PHILADELPHIA – A detailed examination of the brain of a Penn football player who committed suicide showed he had the same disease caused by hard hits that has been associated with NFL players.
The New York Times first reported Monday that Owen Thomas was in the early stages of chronic traumatic encephalopathy, or CTE, a disease that has been linked to depression and impulse control, primarily among NFL players.
A former Penn captain, the 21-year-old Thomas was found dead in April at his off-campus apartment. He had apparently hanged himself.
The research on Thomas' brain tissue was done at Boston University, which has done much of the work on the impact of big hits on football players that has gained attention in recent years. Dr. Robert Stern, a director of the Boston University group, confirmed the findings to The Associated Press but otherwise declined comment.
Katherine Brearley, Thomas' mother, told the AP she doesn't know the extent to which brain trauma caused her son to commit suicide, and doctors cautioned against overstating the connection.

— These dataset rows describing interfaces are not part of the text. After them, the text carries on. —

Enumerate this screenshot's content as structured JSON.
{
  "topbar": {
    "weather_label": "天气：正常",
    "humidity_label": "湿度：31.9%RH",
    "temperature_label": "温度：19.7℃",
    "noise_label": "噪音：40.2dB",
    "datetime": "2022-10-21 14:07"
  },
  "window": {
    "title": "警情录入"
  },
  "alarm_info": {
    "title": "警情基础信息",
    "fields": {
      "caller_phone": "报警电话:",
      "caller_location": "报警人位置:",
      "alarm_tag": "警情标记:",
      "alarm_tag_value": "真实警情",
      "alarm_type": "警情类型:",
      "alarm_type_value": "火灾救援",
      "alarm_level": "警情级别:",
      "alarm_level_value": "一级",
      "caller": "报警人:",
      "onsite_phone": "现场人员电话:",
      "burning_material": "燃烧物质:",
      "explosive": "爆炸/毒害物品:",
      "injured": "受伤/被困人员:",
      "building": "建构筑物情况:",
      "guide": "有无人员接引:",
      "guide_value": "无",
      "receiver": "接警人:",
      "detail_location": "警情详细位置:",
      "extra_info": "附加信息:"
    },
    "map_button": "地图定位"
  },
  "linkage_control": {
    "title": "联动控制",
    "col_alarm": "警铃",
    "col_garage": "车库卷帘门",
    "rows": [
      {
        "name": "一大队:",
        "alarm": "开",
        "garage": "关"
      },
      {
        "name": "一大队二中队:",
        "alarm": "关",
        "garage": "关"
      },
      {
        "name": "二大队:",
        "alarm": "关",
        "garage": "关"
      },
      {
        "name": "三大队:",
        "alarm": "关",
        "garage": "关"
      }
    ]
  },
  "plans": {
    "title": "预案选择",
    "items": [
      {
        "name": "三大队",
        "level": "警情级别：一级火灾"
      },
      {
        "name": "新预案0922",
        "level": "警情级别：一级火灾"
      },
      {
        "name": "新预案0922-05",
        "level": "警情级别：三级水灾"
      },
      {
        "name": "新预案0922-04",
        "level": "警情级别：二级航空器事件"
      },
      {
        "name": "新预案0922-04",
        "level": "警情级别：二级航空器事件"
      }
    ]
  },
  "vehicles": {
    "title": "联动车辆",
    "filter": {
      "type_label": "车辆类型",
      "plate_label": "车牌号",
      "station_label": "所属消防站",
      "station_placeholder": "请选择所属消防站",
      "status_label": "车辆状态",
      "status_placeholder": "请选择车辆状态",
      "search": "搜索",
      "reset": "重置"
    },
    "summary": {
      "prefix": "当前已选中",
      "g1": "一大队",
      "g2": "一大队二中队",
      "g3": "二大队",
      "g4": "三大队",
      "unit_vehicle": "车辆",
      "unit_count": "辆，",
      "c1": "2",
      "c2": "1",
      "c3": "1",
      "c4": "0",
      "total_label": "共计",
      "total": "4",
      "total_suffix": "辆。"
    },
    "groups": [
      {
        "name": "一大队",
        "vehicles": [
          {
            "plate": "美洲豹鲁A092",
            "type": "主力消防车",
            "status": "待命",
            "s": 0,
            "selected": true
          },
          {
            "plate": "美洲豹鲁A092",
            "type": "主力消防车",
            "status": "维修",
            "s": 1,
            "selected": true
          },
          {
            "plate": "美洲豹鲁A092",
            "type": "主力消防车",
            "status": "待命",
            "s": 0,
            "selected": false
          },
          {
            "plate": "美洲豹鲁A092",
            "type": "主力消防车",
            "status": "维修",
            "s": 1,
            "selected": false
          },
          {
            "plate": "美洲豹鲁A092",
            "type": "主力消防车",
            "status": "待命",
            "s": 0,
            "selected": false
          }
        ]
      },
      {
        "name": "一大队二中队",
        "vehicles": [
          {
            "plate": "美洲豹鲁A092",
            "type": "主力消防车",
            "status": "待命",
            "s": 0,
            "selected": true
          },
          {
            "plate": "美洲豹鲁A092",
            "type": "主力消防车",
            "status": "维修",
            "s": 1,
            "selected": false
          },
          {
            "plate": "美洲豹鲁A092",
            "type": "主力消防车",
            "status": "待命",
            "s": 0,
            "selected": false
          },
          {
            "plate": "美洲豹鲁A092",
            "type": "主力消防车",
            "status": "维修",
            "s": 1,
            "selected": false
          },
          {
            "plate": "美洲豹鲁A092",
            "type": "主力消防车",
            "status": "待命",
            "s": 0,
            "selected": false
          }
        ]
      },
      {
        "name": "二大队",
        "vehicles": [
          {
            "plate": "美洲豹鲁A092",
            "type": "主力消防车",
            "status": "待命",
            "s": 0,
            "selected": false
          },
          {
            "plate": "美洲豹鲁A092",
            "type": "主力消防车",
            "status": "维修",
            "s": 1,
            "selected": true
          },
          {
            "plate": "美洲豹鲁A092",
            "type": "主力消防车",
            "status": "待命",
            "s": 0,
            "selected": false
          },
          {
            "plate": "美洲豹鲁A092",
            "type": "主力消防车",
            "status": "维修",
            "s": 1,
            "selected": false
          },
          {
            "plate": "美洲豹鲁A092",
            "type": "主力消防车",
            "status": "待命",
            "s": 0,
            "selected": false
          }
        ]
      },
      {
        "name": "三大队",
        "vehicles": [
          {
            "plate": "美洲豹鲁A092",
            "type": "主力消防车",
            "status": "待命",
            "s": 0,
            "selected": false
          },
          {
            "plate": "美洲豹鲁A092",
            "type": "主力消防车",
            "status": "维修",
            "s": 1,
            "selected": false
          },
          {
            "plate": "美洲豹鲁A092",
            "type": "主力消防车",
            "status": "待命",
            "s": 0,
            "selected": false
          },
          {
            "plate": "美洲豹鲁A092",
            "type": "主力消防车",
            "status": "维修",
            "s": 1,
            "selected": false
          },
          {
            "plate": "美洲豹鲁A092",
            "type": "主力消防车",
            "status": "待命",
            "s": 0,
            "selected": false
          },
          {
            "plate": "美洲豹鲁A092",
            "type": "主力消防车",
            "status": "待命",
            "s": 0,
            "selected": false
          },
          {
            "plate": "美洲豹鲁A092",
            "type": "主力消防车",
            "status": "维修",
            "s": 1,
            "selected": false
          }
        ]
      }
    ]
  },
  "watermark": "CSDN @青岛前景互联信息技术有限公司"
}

"I can only say for myself, that Owen was a very unlikely person to, in his normal state of mind, to commit suicide," she said in a telephone interview. "He didn't have a history of depression. There are no significant factors that we could see that trigger that kind of action."
Brearley said her son started playing football when he was 9 or 10 and had never been diagnosed with a concussion. He also never showed any side effects normally associated with brain trauma.
Thomas, a 6-foot-2, 240-pound defensive end, was voted one of Quakers' captains for this season.
He was a second-team All-Ivy player in 2009, starting all 10 Penn games, recording 29 tackles and finishing second in the league with six sacks.
At Penn's recent media day, the Quakers placed his No. 40 jersey in the team photo in the spot where Thomas would have been seated between captains Keiffer Garton, Bradford Blackmon and Joe D'Orazio. The Quakers took turns holding the jersey in photos that would have included Thomas — one for the captains, seniors, defensive line and Pennsylvania recruits.
Penn will honor Thomas, of Allentown, in a ceremony before its opener against Lafayette on Saturday night.
His death stunned his family.
"I thought, 'Oh my God, I didn't even know my own son.' I had no idea, I couldn't imagine," Brearley said. "I felt like a failure at not having understood my own child. But now I think to myself, if someone tells me he had a degenerative brain disease, I didn't understand that part of him."
Doctors told The Times that Thomas' CTE may have developed from subconcussive collisions, repetitive blows that cause permanent or cumulative brain injury. The newspaper reported that Thomas was the youngest and first amateur football player to be found with clear evidence of CTE.
He's the second Penn football player since 2005 to commit suicide.
"While we will never know the cause of Owen Thomas's depression and subsequent suicide, we are aware of and deeply concerned about the medical issues now being raised about football head injuries and will continue to work with the Ivy League and the medical community in addressing these issues," Penn spokeswoman Lori Doyle said Monday night. "Owen's untimely death was a terrible tragedy and we continue to grieve for his loss."
Brearley said the family didn't blame Penn or any other coaches Thomas played as a young football player.
"However, what these results point toward, the Penn coaches, and for all coaches everywhere, it looks as if it's just not about big hits that we document," she said, "the potential is there that the disease process starts with repeated small hits."
Thomas graduated from Parkland High School, where he was a three-year letter-winner and captain for two years. His older brother, Matt, was also a member of Penn's football team and graduated in 2002.
"We wish we could have Owen back. Owen was a wonderful person and a great leader," his mother said. "If his death could leave a legacy of making youth football safer for young people, it would be wonderful."